The offer letter should outline the expectations and benefits of the job and provide explicit details about compensation. Ideally, it provides the candidate with all the information they need to make an informed decision about whether to accept the job or not. A standard offer letter generally should include:

  • Job details, including job title, supervisor name, supervisor title, start date, work location, full or part time (and expected number of hours per week), and whether it’s exempt or nonexempt. You could include a full job description as an attachment for their review;
  • Contingencies such as passing a drug screening and background check prior to the start date;
  • Compensation, including base pay rate, pay periods, and any bonuses or commissions they are eligible for;
  • A brief overview of benefits and a timeline of when they become effective. You can include an attachment with additional details, including coverage and costs;
  • A statement that this is at-will employment (unless it’s not); and
  • Instructions on how to accept the offer and any applicable deadlines.

This Q&A does not constitute legal advice and does not address state or local law.

Wendy has over 20 years of experience in HR and talent acquisition. She has been writing and talking about HR for 5 years and was an HR podcast host for 4 years. Wendy has a BA from the University of South Dakota.

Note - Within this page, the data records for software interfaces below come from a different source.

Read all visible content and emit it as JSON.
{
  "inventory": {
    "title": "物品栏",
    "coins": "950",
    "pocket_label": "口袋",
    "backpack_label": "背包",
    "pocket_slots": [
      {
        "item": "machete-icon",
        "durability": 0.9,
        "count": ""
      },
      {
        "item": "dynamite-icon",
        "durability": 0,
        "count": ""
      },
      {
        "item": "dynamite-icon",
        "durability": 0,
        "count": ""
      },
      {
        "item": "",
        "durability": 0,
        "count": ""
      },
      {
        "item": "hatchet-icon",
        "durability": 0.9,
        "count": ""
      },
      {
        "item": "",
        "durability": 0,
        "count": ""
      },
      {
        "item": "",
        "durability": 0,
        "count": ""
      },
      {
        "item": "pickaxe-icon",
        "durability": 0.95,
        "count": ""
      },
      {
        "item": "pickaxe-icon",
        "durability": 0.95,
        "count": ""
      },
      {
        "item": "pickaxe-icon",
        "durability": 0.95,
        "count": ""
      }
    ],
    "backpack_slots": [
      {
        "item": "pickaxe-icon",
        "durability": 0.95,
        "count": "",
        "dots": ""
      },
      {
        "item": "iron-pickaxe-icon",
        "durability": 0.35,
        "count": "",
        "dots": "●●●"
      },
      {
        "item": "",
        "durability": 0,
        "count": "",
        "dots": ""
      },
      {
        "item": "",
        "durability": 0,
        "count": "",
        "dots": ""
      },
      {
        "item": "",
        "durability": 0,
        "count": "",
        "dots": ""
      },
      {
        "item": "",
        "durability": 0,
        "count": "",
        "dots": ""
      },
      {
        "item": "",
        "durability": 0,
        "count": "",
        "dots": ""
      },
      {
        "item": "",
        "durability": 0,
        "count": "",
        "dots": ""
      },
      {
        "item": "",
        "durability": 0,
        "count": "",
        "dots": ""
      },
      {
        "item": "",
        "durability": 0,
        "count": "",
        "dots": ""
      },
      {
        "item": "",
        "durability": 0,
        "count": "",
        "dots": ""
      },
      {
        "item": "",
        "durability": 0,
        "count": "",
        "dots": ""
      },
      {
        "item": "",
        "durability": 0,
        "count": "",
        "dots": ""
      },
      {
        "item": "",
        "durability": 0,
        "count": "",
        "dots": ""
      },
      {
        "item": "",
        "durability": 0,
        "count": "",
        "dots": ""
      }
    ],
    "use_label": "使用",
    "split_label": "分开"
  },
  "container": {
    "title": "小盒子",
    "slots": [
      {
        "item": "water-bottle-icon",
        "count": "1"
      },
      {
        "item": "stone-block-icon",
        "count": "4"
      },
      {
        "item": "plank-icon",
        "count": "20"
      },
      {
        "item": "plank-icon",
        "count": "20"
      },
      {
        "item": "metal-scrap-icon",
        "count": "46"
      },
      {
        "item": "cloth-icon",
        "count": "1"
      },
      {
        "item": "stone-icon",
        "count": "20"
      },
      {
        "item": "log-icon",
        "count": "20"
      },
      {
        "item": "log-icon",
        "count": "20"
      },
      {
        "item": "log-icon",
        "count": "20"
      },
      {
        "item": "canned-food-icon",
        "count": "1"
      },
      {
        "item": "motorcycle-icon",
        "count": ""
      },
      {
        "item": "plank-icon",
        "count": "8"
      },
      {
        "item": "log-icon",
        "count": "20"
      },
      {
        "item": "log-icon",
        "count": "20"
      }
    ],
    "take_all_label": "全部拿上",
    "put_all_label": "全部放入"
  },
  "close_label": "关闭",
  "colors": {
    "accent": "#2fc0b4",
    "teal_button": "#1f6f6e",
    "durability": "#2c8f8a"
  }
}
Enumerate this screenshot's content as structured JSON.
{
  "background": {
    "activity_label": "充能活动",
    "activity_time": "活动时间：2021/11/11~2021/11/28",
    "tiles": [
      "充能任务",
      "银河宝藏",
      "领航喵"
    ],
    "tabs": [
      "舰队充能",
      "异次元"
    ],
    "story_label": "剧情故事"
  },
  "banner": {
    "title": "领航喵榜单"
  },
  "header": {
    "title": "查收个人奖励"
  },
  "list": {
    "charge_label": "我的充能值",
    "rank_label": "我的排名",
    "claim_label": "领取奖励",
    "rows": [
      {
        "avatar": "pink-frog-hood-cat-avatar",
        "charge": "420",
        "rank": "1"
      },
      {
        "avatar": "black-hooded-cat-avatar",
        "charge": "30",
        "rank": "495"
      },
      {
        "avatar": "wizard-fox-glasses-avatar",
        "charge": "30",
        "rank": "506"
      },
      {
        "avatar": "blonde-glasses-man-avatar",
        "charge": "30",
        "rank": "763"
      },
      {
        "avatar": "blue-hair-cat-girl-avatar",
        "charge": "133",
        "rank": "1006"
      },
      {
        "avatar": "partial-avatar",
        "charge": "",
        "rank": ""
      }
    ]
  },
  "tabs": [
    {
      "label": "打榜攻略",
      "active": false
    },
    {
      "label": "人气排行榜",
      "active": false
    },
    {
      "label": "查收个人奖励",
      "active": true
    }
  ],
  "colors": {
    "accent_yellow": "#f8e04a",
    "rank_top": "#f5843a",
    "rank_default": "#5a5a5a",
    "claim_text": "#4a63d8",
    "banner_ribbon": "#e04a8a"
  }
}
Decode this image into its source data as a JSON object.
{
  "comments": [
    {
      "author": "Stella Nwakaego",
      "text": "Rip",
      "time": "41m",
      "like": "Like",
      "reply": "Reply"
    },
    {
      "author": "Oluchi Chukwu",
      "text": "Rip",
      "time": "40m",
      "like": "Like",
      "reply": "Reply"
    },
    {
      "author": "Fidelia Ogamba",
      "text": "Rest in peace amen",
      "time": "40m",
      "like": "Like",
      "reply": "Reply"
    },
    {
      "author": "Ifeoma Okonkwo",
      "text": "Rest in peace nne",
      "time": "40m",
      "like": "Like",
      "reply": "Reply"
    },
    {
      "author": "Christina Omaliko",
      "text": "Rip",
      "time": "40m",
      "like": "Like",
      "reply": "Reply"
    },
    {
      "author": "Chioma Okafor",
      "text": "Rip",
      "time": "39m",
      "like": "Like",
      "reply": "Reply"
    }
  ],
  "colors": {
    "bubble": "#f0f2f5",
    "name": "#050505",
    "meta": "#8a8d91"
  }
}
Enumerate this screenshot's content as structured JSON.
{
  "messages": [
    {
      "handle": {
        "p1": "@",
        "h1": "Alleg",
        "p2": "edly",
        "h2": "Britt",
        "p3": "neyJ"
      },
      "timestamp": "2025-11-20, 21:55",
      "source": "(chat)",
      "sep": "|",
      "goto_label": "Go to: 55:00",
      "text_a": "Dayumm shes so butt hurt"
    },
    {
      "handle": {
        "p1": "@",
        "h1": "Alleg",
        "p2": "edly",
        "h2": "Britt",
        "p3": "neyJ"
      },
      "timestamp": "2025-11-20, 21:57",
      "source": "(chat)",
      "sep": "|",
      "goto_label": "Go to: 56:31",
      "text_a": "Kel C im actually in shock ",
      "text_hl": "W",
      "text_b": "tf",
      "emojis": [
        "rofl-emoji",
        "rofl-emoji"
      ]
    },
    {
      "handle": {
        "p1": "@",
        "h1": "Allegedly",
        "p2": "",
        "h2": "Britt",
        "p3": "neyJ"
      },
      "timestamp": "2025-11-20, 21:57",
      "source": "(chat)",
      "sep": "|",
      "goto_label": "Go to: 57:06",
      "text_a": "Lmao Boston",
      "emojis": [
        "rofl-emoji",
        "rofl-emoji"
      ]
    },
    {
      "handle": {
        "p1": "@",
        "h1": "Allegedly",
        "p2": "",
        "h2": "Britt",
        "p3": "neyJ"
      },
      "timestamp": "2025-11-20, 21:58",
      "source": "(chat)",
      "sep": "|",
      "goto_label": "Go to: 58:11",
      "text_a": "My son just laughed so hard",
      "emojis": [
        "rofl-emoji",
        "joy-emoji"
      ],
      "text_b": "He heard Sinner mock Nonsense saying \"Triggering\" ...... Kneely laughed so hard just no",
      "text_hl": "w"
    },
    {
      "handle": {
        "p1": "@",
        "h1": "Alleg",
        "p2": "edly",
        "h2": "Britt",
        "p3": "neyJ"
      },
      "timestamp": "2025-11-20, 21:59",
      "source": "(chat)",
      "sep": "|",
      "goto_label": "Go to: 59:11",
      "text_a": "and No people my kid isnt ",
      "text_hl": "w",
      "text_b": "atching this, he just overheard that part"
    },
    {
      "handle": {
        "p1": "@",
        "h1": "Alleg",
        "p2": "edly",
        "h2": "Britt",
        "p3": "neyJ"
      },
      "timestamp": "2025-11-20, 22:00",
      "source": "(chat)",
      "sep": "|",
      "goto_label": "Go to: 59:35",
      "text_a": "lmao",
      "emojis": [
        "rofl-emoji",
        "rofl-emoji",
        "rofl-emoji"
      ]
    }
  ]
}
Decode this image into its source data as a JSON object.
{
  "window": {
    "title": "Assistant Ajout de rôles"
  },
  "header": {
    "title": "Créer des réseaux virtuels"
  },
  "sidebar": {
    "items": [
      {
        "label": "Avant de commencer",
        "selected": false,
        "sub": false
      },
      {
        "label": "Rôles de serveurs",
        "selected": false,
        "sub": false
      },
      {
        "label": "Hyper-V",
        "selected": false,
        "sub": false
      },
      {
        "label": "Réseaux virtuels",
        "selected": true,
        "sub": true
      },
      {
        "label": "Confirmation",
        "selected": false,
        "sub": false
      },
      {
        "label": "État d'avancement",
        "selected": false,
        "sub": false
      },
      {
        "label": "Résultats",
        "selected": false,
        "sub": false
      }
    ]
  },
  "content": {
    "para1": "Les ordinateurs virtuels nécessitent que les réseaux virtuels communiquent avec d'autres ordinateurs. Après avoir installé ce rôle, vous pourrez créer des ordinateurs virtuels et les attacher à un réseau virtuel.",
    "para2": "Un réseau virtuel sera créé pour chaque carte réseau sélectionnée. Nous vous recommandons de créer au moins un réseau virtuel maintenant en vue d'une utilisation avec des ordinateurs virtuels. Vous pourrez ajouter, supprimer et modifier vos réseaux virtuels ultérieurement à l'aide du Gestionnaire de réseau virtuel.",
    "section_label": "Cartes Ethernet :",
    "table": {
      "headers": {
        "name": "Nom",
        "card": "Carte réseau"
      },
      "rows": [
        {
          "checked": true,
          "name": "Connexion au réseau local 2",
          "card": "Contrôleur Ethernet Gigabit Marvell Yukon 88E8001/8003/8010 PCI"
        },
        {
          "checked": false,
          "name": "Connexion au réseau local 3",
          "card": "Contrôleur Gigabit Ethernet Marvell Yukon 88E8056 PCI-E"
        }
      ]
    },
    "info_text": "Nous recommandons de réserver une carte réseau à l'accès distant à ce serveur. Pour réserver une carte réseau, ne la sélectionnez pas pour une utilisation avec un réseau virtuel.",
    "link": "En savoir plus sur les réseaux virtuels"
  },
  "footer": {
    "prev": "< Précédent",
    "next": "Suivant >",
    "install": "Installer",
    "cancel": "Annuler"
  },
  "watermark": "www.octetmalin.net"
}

In her spare time, she makes artisan ice cream and volunteers with her daughter’s Girl Scout troops.